§ PROBLEM TO WORK ON: Wherever "logo" appears in a line of the listing, that line should be returned.

§ DATA TO PROCESS:
====

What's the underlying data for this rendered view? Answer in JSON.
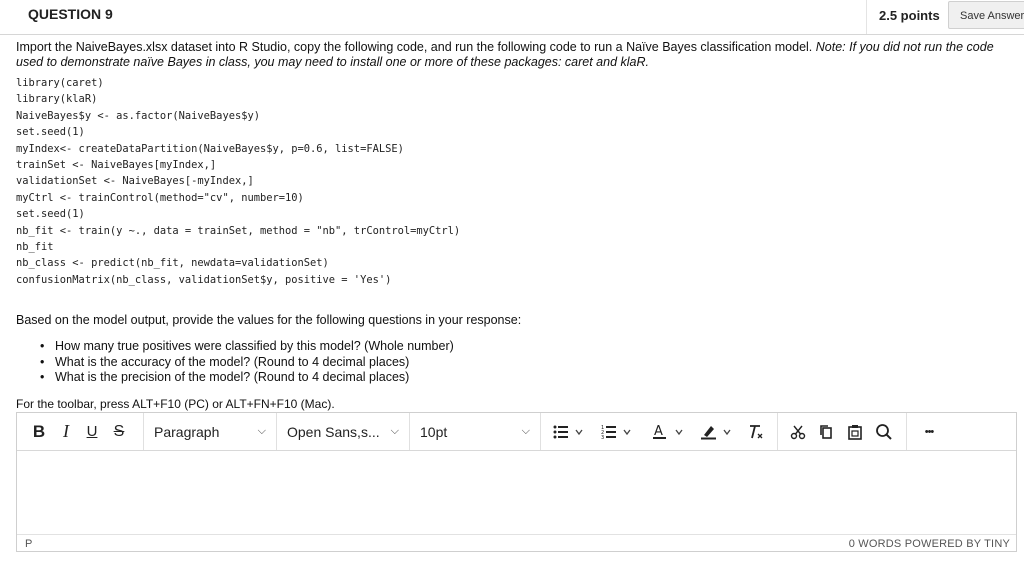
{
  "header": {
    "question_title": "QUESTION 9",
    "points": "2.5 points",
    "save_label": "Save Answer"
  },
  "question": {
    "text": "Import the NaiveBayes.xlsx dataset into R Studio, copy the following code, and run the following code to run a Naïve Bayes classification model. ",
    "note": "Note: If you did not run the code used to demonstrate naïve Bayes in class, you may need to install one or more of these packages: caret and klaR."
  },
  "code_lines": [
    "library(caret)",
    "library(klaR)",
    "NaiveBayes$y <- as.factor(NaiveBayes$y)",
    "set.seed(1)",
    "myIndex<- createDataPartition(NaiveBayes$y, p=0.6, list=FALSE)",
    "trainSet <- NaiveBayes[myIndex,]",
    "validationSet <- NaiveBayes[-myIndex,]",
    "myCtrl <- trainControl(method=\"cv\", number=10)",
    "set.seed(1)",
    "nb_fit <- train(y ~., data = trainSet, method = \"nb\", trControl=myCtrl)",
    "nb_fit",
    "nb_class <- predict(nb_fit, newdata=validationSet)",
    "confusionMatrix(nb_class, validationSet$y, positive = 'Yes')"
  ],
  "prompt": "Based on the model output, provide the values for the following questions in your response:",
  "bullets": [
    "How many true positives were classified by this model? (Whole number)",
    "What is the accuracy of the model? (Round to 4 decimal places)",
    "What is the precision of the model? (Round to 4 decimal places)"
  ],
  "toolbar_hint": "For the toolbar, press ALT+F10 (PC) or ALT+FN+F10 (Mac).",
  "editor": {
    "bold": "B",
    "italic": "I",
    "underline": "U",
    "strike": "S",
    "block_format": "Paragraph",
    "font_family": "Open Sans,s...",
    "font_size": "10pt",
    "more": "•••",
    "path": "P",
    "status": "0 WORDS  POWERED BY TINY"
  },
  "icons": [
    "bullet-list-icon",
    "numbered-list-icon",
    "text-color-icon",
    "highlight-icon",
    "clear-format-icon",
    "cut-icon",
    "copy-icon",
    "paste-icon",
    "search-icon"
  ]
}
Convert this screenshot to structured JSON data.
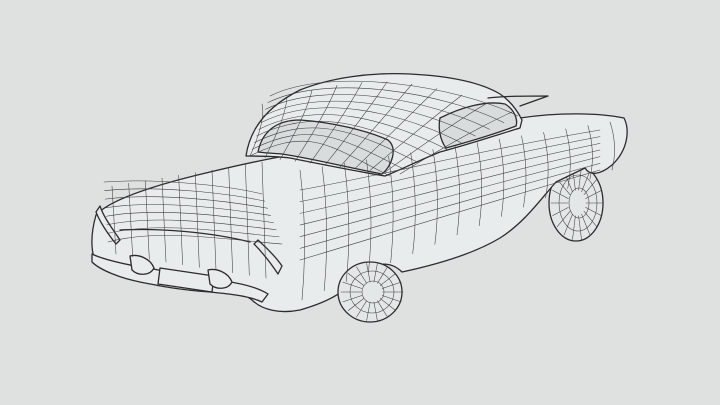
{
  "scene": {
    "subject": "car-wireframe-model",
    "colors": {
      "background": "#dfe0e0",
      "surface": "#e9ecec",
      "wire": "#2a2c2e"
    }
  }
}
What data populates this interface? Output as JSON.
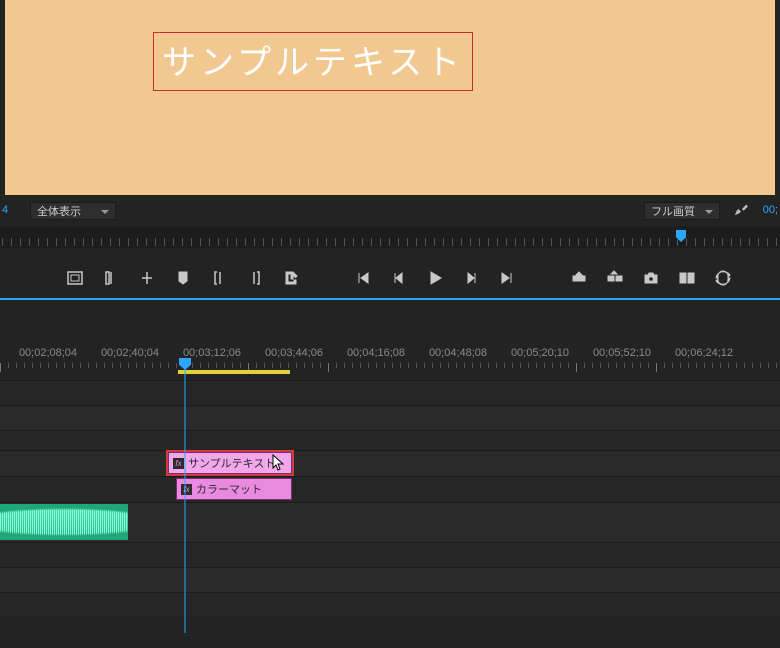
{
  "preview": {
    "sample_text": "サンプルテキスト"
  },
  "ctrl": {
    "left_num": "4",
    "fit_label": "全体表示",
    "quality_label": "フル画質",
    "right_num": "00;"
  },
  "timecodes": [
    "00;02;08;04",
    "00;02;40;04",
    "00;03;12;06",
    "00;03;44;06",
    "00;04;16;08",
    "00;04;48;08",
    "00;05;20;10",
    "00;05;52;10",
    "00;06;24;12"
  ],
  "clips": {
    "title_clip_label": "サンプルテキスト",
    "matte_clip_label": "カラーマット"
  }
}
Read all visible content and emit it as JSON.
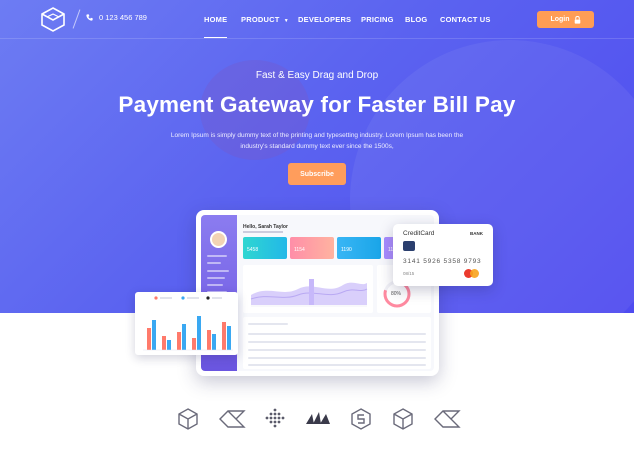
{
  "header": {
    "phone": "0 123 456 789",
    "nav": [
      {
        "label": "HOME",
        "active": true
      },
      {
        "label": "PRODUCT",
        "dropdown": true
      },
      {
        "label": "DEVELOPERS"
      },
      {
        "label": "PRICING"
      },
      {
        "label": "BLOG"
      },
      {
        "label": "CONTACT US"
      }
    ],
    "login_label": "Login"
  },
  "hero": {
    "tagline": "Fast & Easy Drag and Drop",
    "headline": "Payment Gateway for Faster Bill Pay",
    "description": "Lorem Ipsum is simply dummy text of the printing and typesetting industry. Lorem Ipsum has been the industry's standard dummy text ever since the 1500s,",
    "subscribe_label": "Subscribe"
  },
  "dashboard": {
    "greeting": "Hello, Sarah Taylor",
    "cards": [
      "5458",
      "1154",
      "1190",
      "1181"
    ],
    "donut_value": "80%"
  },
  "credit_card": {
    "brand": "CreditCard",
    "bank": "BANK",
    "number": "3141 5926 5358 9793",
    "expiry": "08/15"
  },
  "colors": {
    "accent": "#ff9d55",
    "hero_start": "#6d7cf3",
    "hero_end": "#4f4bf0"
  },
  "partners": [
    "cube-logo",
    "diamond-logo",
    "dots-logo",
    "triangles-logo",
    "s-logo",
    "cube-logo",
    "diamond-logo"
  ]
}
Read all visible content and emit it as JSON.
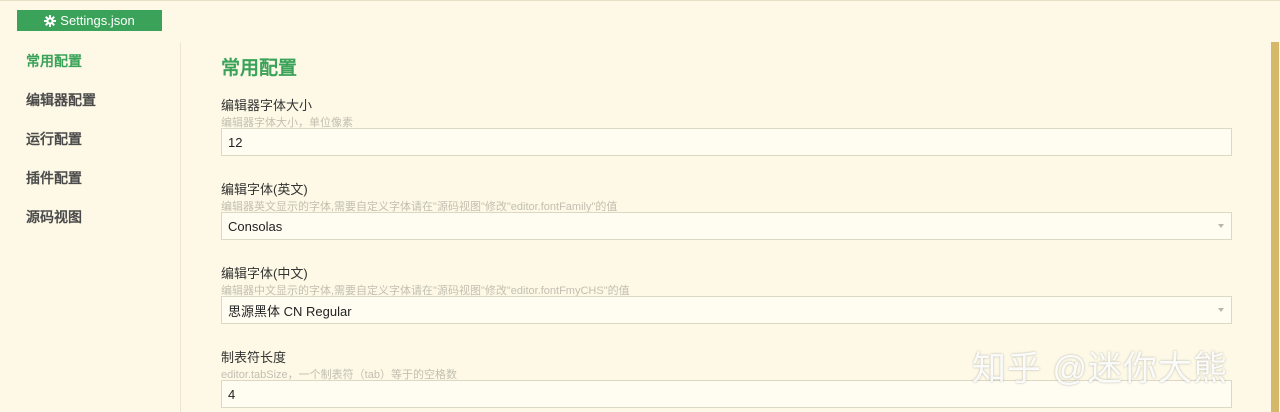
{
  "file_tab": {
    "label": "Settings.json",
    "icon": "gear-icon"
  },
  "sidebar": {
    "items": [
      {
        "label": "常用配置",
        "active": true
      },
      {
        "label": "编辑器配置",
        "active": false
      },
      {
        "label": "运行配置",
        "active": false
      },
      {
        "label": "插件配置",
        "active": false
      },
      {
        "label": "源码视图",
        "active": false
      }
    ]
  },
  "main": {
    "section_title": "常用配置",
    "fields": [
      {
        "label": "编辑器字体大小",
        "description": "编辑器字体大小，单位像素",
        "value": "12",
        "type": "input"
      },
      {
        "label": "编辑字体(英文)",
        "description": "编辑器英文显示的字体,需要自定义字体请在\"源码视图\"修改\"editor.fontFamily\"的值",
        "value": "Consolas",
        "type": "select"
      },
      {
        "label": "编辑字体(中文)",
        "description": "编辑器中文显示的字体,需要自定义字体请在\"源码视图\"修改\"editor.fontFmyCHS\"的值",
        "value": "思源黑体 CN Regular",
        "type": "select"
      },
      {
        "label": "制表符长度",
        "description": "editor.tabSize，一个制表符（tab）等于的空格数",
        "value": "4",
        "type": "input"
      }
    ]
  },
  "watermark": "知乎 @迷你大熊",
  "colors": {
    "accent": "#3aa259",
    "background": "#fdf9e6",
    "scrollbar": "#d6b86a"
  }
}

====

§ EXERCISE OUTPUT:
    "cube-logo",
    "diamond-logo",
    "dots-logo",
    "triangles-logo",
    "s-logo",
    "cube-logo",
    "diamond-logo"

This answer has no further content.